_Data supplied_
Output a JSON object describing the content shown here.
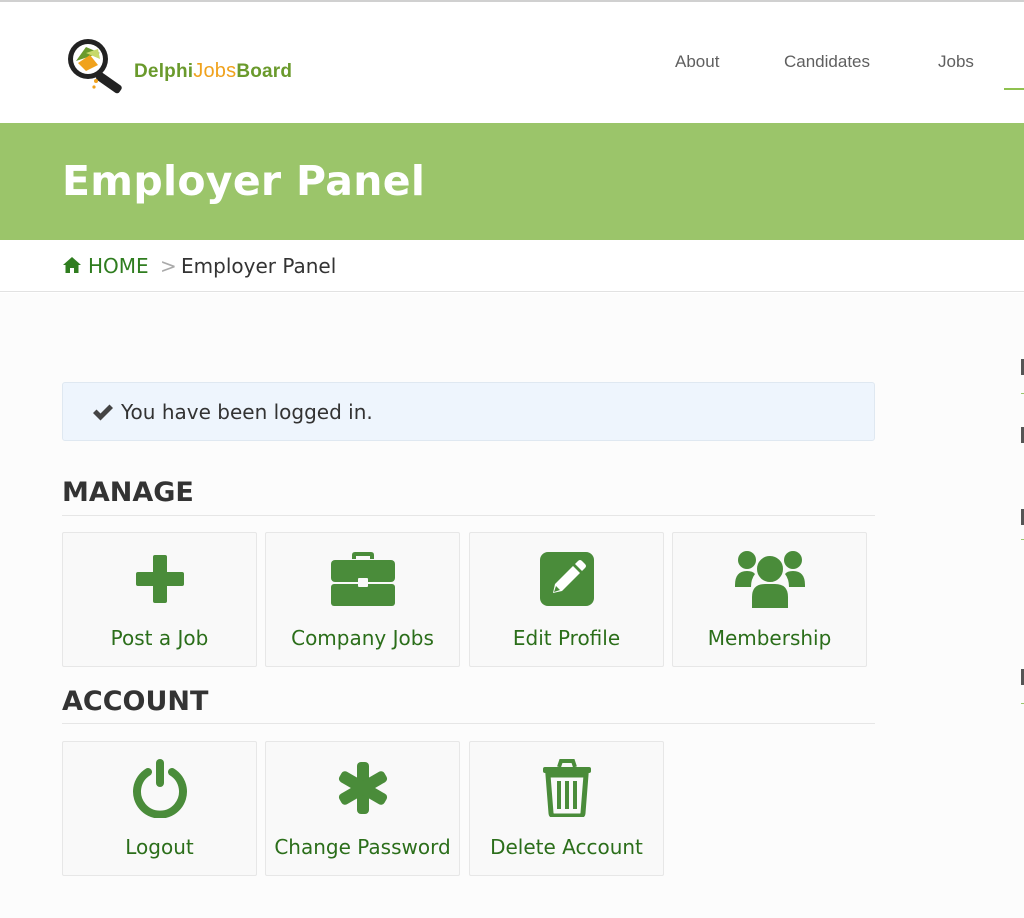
{
  "header": {
    "logo": {
      "part1": "Delphi",
      "part2": "Jobs",
      "part3": "Board",
      "icon": "magnifier-logo-icon"
    },
    "nav": [
      {
        "label": "About"
      },
      {
        "label": "Candidates"
      },
      {
        "label": "Jobs"
      }
    ]
  },
  "banner": {
    "title": "Employer Panel"
  },
  "breadcrumb": {
    "home": "HOME",
    "separator": ">",
    "current": "Employer Panel",
    "home_icon": "home-icon"
  },
  "alert": {
    "icon": "check-icon",
    "text": "You have been logged in."
  },
  "sections": {
    "manage": {
      "title": "MANAGE",
      "tiles": [
        {
          "label": "Post a Job",
          "icon": "plus-icon"
        },
        {
          "label": "Company Jobs",
          "icon": "briefcase-icon"
        },
        {
          "label": "Edit Profile",
          "icon": "edit-icon"
        },
        {
          "label": "Membership",
          "icon": "users-icon"
        }
      ]
    },
    "account": {
      "title": "ACCOUNT",
      "tiles": [
        {
          "label": "Logout",
          "icon": "power-icon"
        },
        {
          "label": "Change Password",
          "icon": "asterisk-icon"
        },
        {
          "label": "Delete Account",
          "icon": "trash-icon"
        }
      ]
    }
  },
  "colors": {
    "brand_green": "#9bc56a",
    "link_green": "#2b6e1a",
    "icon_green": "#4a8c3a",
    "alert_bg": "#eef5fd"
  }
}
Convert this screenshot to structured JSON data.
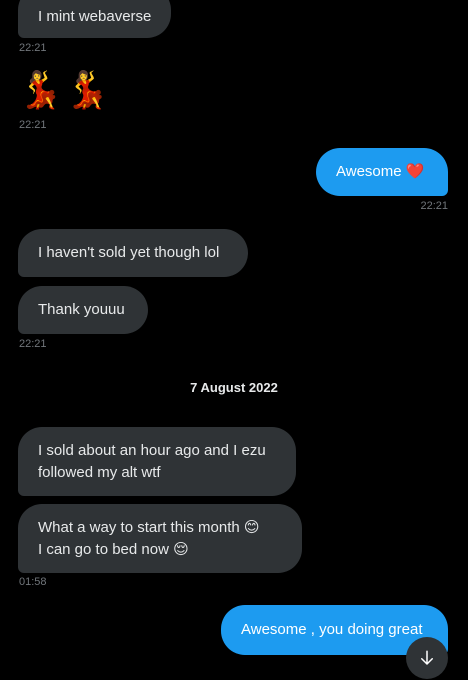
{
  "messages": [
    {
      "text": "I mint webaverse",
      "time": "22:21"
    },
    {
      "emojis": "💃💃",
      "time": "22:21"
    },
    {
      "text": "Awesome",
      "emoji": "❤️",
      "time": "22:21"
    },
    {
      "text": "I haven't sold yet though lol"
    },
    {
      "text": "Thank youuu",
      "time": "22:21"
    },
    {
      "text": "I sold about an hour ago and I ezu\nfollowed my alt wtf"
    },
    {
      "line1": "What a way to start this month",
      "emoji1": "😊",
      "line2": "I can go to bed now",
      "emoji2": "😌",
      "time": "01:58"
    },
    {
      "text": "Awesome , you doing great"
    }
  ],
  "date_separator": "7 August 2022",
  "scroll_button": {
    "icon": "arrow-down-icon"
  }
}
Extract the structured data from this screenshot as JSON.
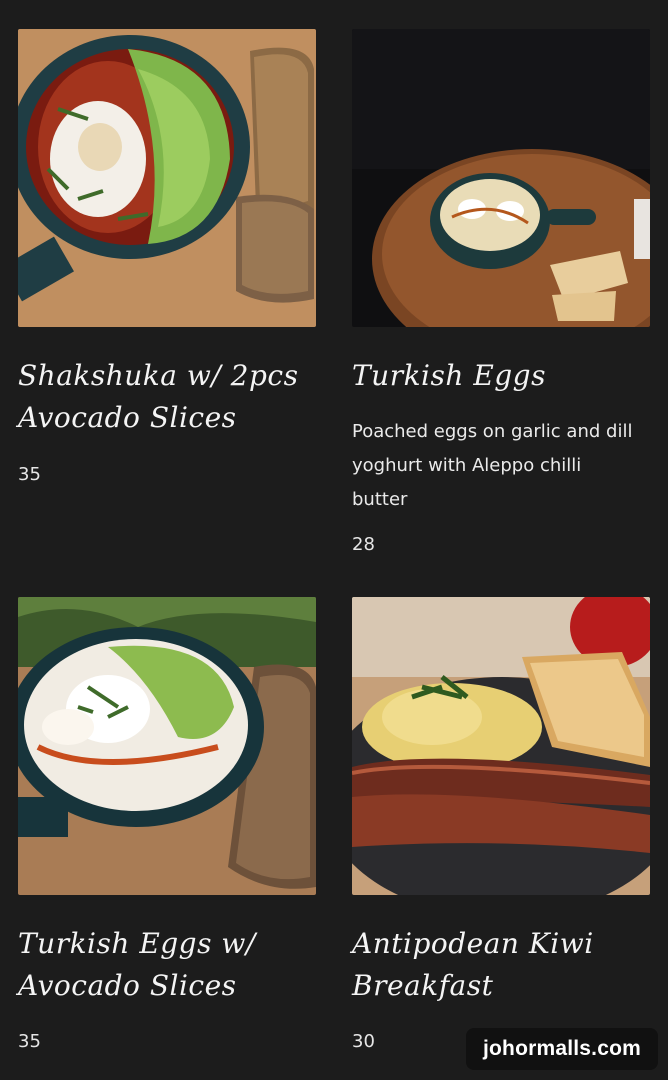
{
  "items": [
    {
      "title_line1": "Shakshuka w/ 2pcs",
      "title_line2": "Avocado Slices",
      "description": "",
      "price": "35",
      "image_icon": "shakshuka-photo"
    },
    {
      "title_line1": "Turkish Eggs",
      "title_line2": "",
      "description_lines": [
        "Poached eggs on garlic and dill",
        "yoghurt with Aleppo chilli",
        "butter"
      ],
      "price": "28",
      "image_icon": "turkish-eggs-photo"
    },
    {
      "title_line1": "Turkish Eggs w/",
      "title_line2": "Avocado Slices",
      "description": "",
      "price": "35",
      "image_icon": "turkish-eggs-avocado-photo"
    },
    {
      "title_line1": "Antipodean Kiwi",
      "title_line2": "Breakfast",
      "description": "",
      "price": "30",
      "image_icon": "kiwi-breakfast-photo"
    }
  ],
  "watermark": "johormalls.com",
  "colors": {
    "background": "#1c1c1c",
    "text": "#f2f2f2"
  }
}
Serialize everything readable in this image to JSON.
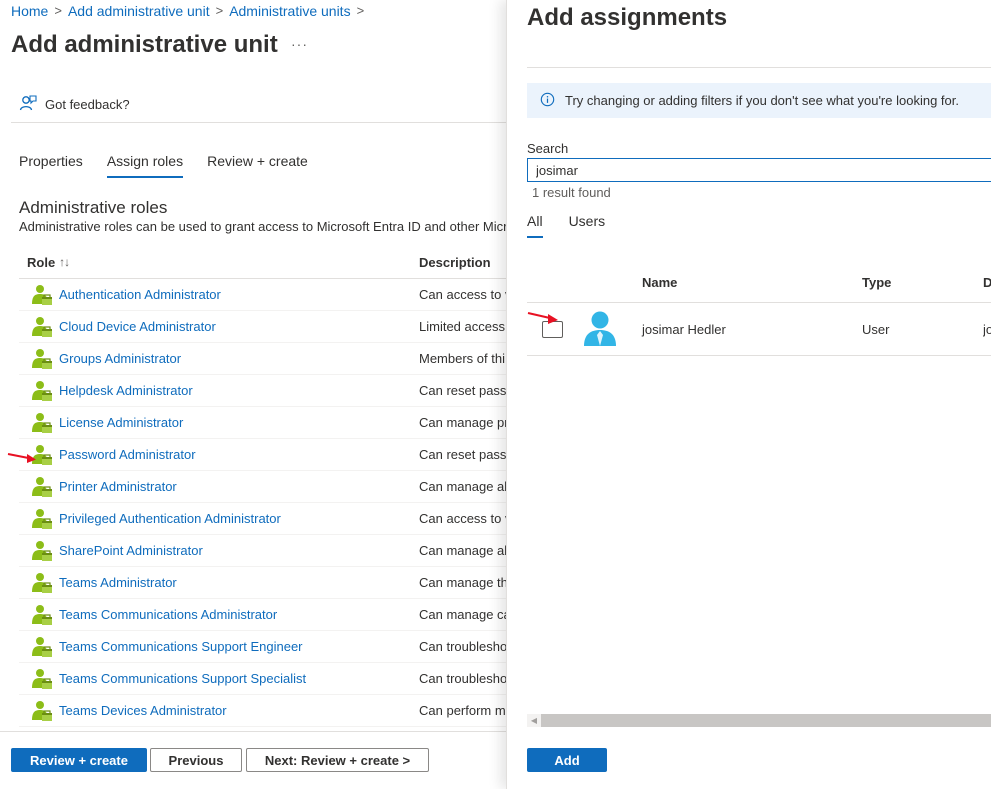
{
  "breadcrumb": [
    {
      "label": "Home"
    },
    {
      "label": "Add administrative unit"
    },
    {
      "label": "Administrative units"
    }
  ],
  "breadcrumb_separator": ">",
  "page_title": "Add administrative unit",
  "more_label": "···",
  "feedback_label": "Got feedback?",
  "tabs": [
    {
      "label": "Properties",
      "active": false
    },
    {
      "label": "Assign roles",
      "active": true
    },
    {
      "label": "Review + create",
      "active": false
    }
  ],
  "section": {
    "title": "Administrative roles",
    "description": "Administrative roles can be used to grant access to Microsoft Entra ID and other Micr"
  },
  "roles_table": {
    "columns": {
      "role": "Role",
      "sort_glyph": "↑↓",
      "description": "Description"
    },
    "rows": [
      {
        "role": "Authentication Administrator",
        "description": "Can access to v"
      },
      {
        "role": "Cloud Device Administrator",
        "description": "Limited access t"
      },
      {
        "role": "Groups Administrator",
        "description": "Members of thi"
      },
      {
        "role": "Helpdesk Administrator",
        "description": "Can reset passw"
      },
      {
        "role": "License Administrator",
        "description": "Can manage pr"
      },
      {
        "role": "Password Administrator",
        "description": "Can reset passw"
      },
      {
        "role": "Printer Administrator",
        "description": "Can manage all"
      },
      {
        "role": "Privileged Authentication Administrator",
        "description": "Can access to v"
      },
      {
        "role": "SharePoint Administrator",
        "description": "Can manage all"
      },
      {
        "role": "Teams Administrator",
        "description": "Can manage th"
      },
      {
        "role": "Teams Communications Administrator",
        "description": "Can manage ca"
      },
      {
        "role": "Teams Communications Support Engineer",
        "description": "Can troublesho"
      },
      {
        "role": "Teams Communications Support Specialist",
        "description": "Can troublesho"
      },
      {
        "role": "Teams Devices Administrator",
        "description": "Can perform m"
      }
    ]
  },
  "footer": {
    "review_create": "Review + create",
    "previous": "Previous",
    "next": "Next: Review + create >"
  },
  "panel": {
    "title": "Add assignments",
    "info_text": "Try changing or adding filters if you don't see what you're looking for.",
    "search_label": "Search",
    "search_value": "josimar",
    "results_text": "1 result found",
    "tabs": [
      {
        "label": "All",
        "active": true
      },
      {
        "label": "Users",
        "active": false
      }
    ],
    "columns": {
      "name": "Name",
      "type": "Type",
      "d": "D"
    },
    "rows": [
      {
        "name": "josimar Hedler",
        "type": "User",
        "d": "jo"
      }
    ],
    "add_label": "Add"
  },
  "colors": {
    "accent": "#0f6cbd",
    "link": "#0f6cbd",
    "info_bg": "#ebf3fc",
    "annotation_arrow": "#e81123",
    "role_icon_green": "#8cbd18",
    "user_avatar": "#32b5e6"
  },
  "icons": {
    "feedback": "feedback-person-icon",
    "info": "info-circle-icon",
    "role": "role-person-icon",
    "user": "user-avatar-icon"
  }
}
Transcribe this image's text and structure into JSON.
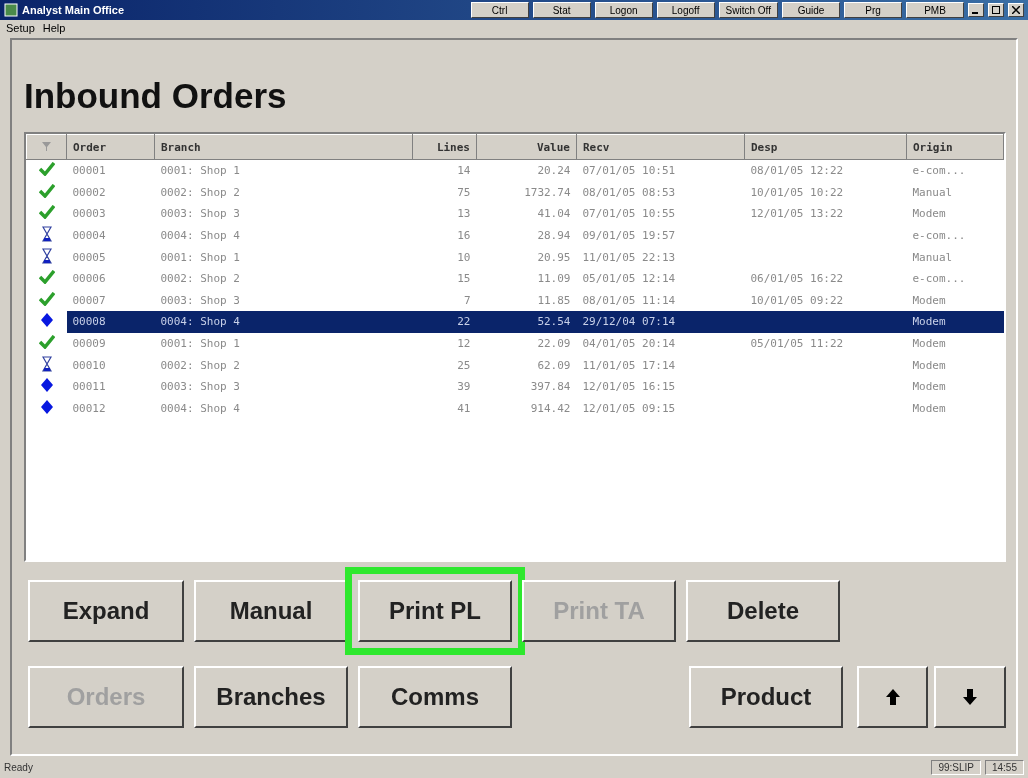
{
  "window": {
    "title": "Analyst Main Office",
    "title_buttons": [
      "Ctrl",
      "Stat",
      "Logon",
      "Logoff",
      "Switch Off",
      "Guide",
      "Prg",
      "PMB"
    ]
  },
  "menu": [
    "Setup",
    "Help"
  ],
  "heading": "Inbound Orders",
  "table": {
    "columns": [
      "Order",
      "Branch",
      "Lines",
      "Value",
      "Recv",
      "Desp",
      "Origin"
    ],
    "rows": [
      {
        "kind": "done",
        "selected": false,
        "cells": [
          "00001",
          "0001: Shop 1",
          "14",
          "20.24",
          "07/01/05 10:51",
          "08/01/05 12:22",
          "e-com..."
        ]
      },
      {
        "kind": "done",
        "selected": false,
        "cells": [
          "00002",
          "0002: Shop 2",
          "75",
          "1732.74",
          "08/01/05 08:53",
          "10/01/05 10:22",
          "Manual"
        ]
      },
      {
        "kind": "done",
        "selected": false,
        "cells": [
          "00003",
          "0003: Shop 3",
          "13",
          "41.04",
          "07/01/05 10:55",
          "12/01/05 13:22",
          "Modem"
        ]
      },
      {
        "kind": "pending",
        "selected": false,
        "cells": [
          "00004",
          "0004: Shop 4",
          "16",
          "28.94",
          "09/01/05 19:57",
          "",
          "e-com..."
        ]
      },
      {
        "kind": "pending",
        "selected": false,
        "cells": [
          "00005",
          "0001: Shop 1",
          "10",
          "20.95",
          "11/01/05 22:13",
          "",
          "Manual"
        ]
      },
      {
        "kind": "done",
        "selected": false,
        "cells": [
          "00006",
          "0002: Shop 2",
          "15",
          "11.09",
          "05/01/05 12:14",
          "06/01/05 16:22",
          "e-com..."
        ]
      },
      {
        "kind": "done",
        "selected": false,
        "cells": [
          "00007",
          "0003: Shop 3",
          "7",
          "11.85",
          "08/01/05 11:14",
          "10/01/05 09:22",
          "Modem"
        ]
      },
      {
        "kind": "new",
        "selected": true,
        "cells": [
          "00008",
          "0004: Shop 4",
          "22",
          "52.54",
          "29/12/04 07:14",
          "",
          "Modem"
        ]
      },
      {
        "kind": "done",
        "selected": false,
        "cells": [
          "00009",
          "0001: Shop 1",
          "12",
          "22.09",
          "04/01/05 20:14",
          "05/01/05 11:22",
          "Modem"
        ]
      },
      {
        "kind": "pending",
        "selected": false,
        "cells": [
          "00010",
          "0002: Shop 2",
          "25",
          "62.09",
          "11/01/05 17:14",
          "",
          "Modem"
        ]
      },
      {
        "kind": "new",
        "selected": false,
        "cells": [
          "00011",
          "0003: Shop 3",
          "39",
          "397.84",
          "12/01/05 16:15",
          "",
          "Modem"
        ]
      },
      {
        "kind": "new",
        "selected": false,
        "cells": [
          "00012",
          "0004: Shop 4",
          "41",
          "914.42",
          "12/01/05 09:15",
          "",
          "Modem"
        ]
      }
    ]
  },
  "button_rows": [
    [
      {
        "kind": "text",
        "label": "Expand",
        "disabled": false,
        "highlighted": false
      },
      {
        "kind": "text",
        "label": "Manual",
        "disabled": false,
        "highlighted": false
      },
      {
        "kind": "text",
        "label": "Print PL",
        "disabled": false,
        "highlighted": true
      },
      {
        "kind": "text",
        "label": "Print TA",
        "disabled": true,
        "highlighted": false
      },
      {
        "kind": "text",
        "label": "Delete",
        "disabled": false,
        "highlighted": false
      }
    ],
    [
      {
        "kind": "text",
        "label": "Orders",
        "disabled": true,
        "highlighted": false
      },
      {
        "kind": "text",
        "label": "Branches",
        "disabled": false,
        "highlighted": false
      },
      {
        "kind": "text",
        "label": "Comms",
        "disabled": false,
        "highlighted": false
      },
      {
        "kind": "spacer"
      },
      {
        "kind": "text",
        "label": "Product",
        "disabled": false,
        "highlighted": false
      },
      {
        "kind": "up"
      },
      {
        "kind": "down"
      }
    ]
  ],
  "status_bar": {
    "text": "Ready",
    "panels": [
      "99:SLIP",
      "14:55"
    ]
  }
}
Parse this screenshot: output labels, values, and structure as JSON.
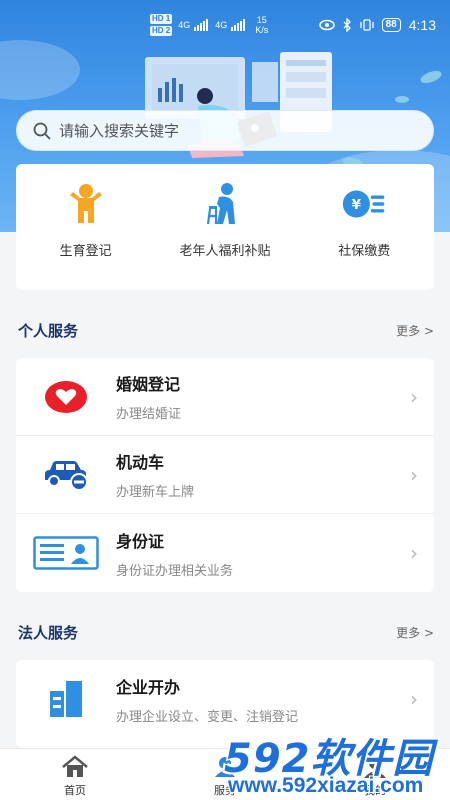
{
  "status_bar": {
    "hd1": "HD 1",
    "hd2": "HD 2",
    "net1": "4G",
    "net2": "4G",
    "speed_value": "15",
    "speed_unit": "K/s",
    "battery": "88",
    "time": "4:13"
  },
  "search": {
    "placeholder": "请输入搜索关键字",
    "icon": "search-icon"
  },
  "quick_actions": [
    {
      "label": "生育登记",
      "icon": "child-icon",
      "color": "#f5a623"
    },
    {
      "label": "老年人福利补贴",
      "icon": "elderly-icon",
      "color": "#2f8fe0"
    },
    {
      "label": "社保缴费",
      "icon": "yuan-coin-icon",
      "color": "#2f8fe0"
    }
  ],
  "personal": {
    "title": "个人服务",
    "more": "更多 >",
    "items": [
      {
        "title": "婚姻登记",
        "subtitle": "办理结婚证",
        "icon": "heart-icon"
      },
      {
        "title": "机动车",
        "subtitle": "办理新车上牌",
        "icon": "car-icon"
      },
      {
        "title": "身份证",
        "subtitle": "身份证办理相关业务",
        "icon": "id-card-icon"
      }
    ]
  },
  "legal": {
    "title": "法人服务",
    "more": "更多 >",
    "items": [
      {
        "title": "企业开办",
        "subtitle": "办理企业设立、变更、注销登记",
        "icon": "building-icon"
      }
    ]
  },
  "bottom_nav": [
    {
      "label": "首页",
      "icon": "home-icon"
    },
    {
      "label": "服务",
      "icon": "service-icon"
    },
    {
      "label": "我的",
      "icon": "user-icon"
    }
  ],
  "watermark": {
    "logo": "592软件园",
    "url": "www.592xiazai.com"
  },
  "colors": {
    "primary": "#2f84de",
    "heart": "#e8202a",
    "accent_orange": "#f5a623",
    "title_navy": "#18366b"
  }
}
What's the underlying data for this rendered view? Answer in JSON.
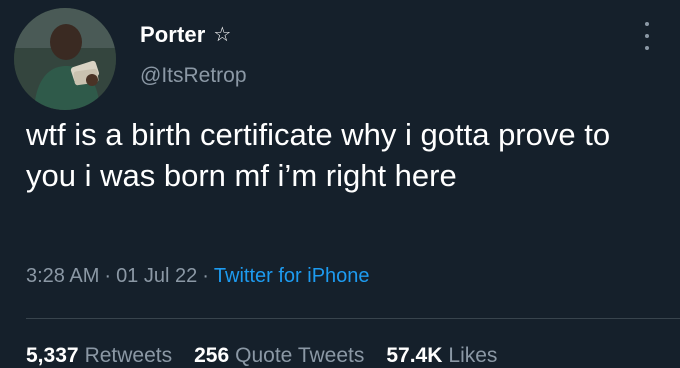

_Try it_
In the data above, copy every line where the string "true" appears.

_Written solution_
      "active": true
        "active": true
        "selected": true,
        "highlighted": true
        "disabled": true,
        "disabled": true,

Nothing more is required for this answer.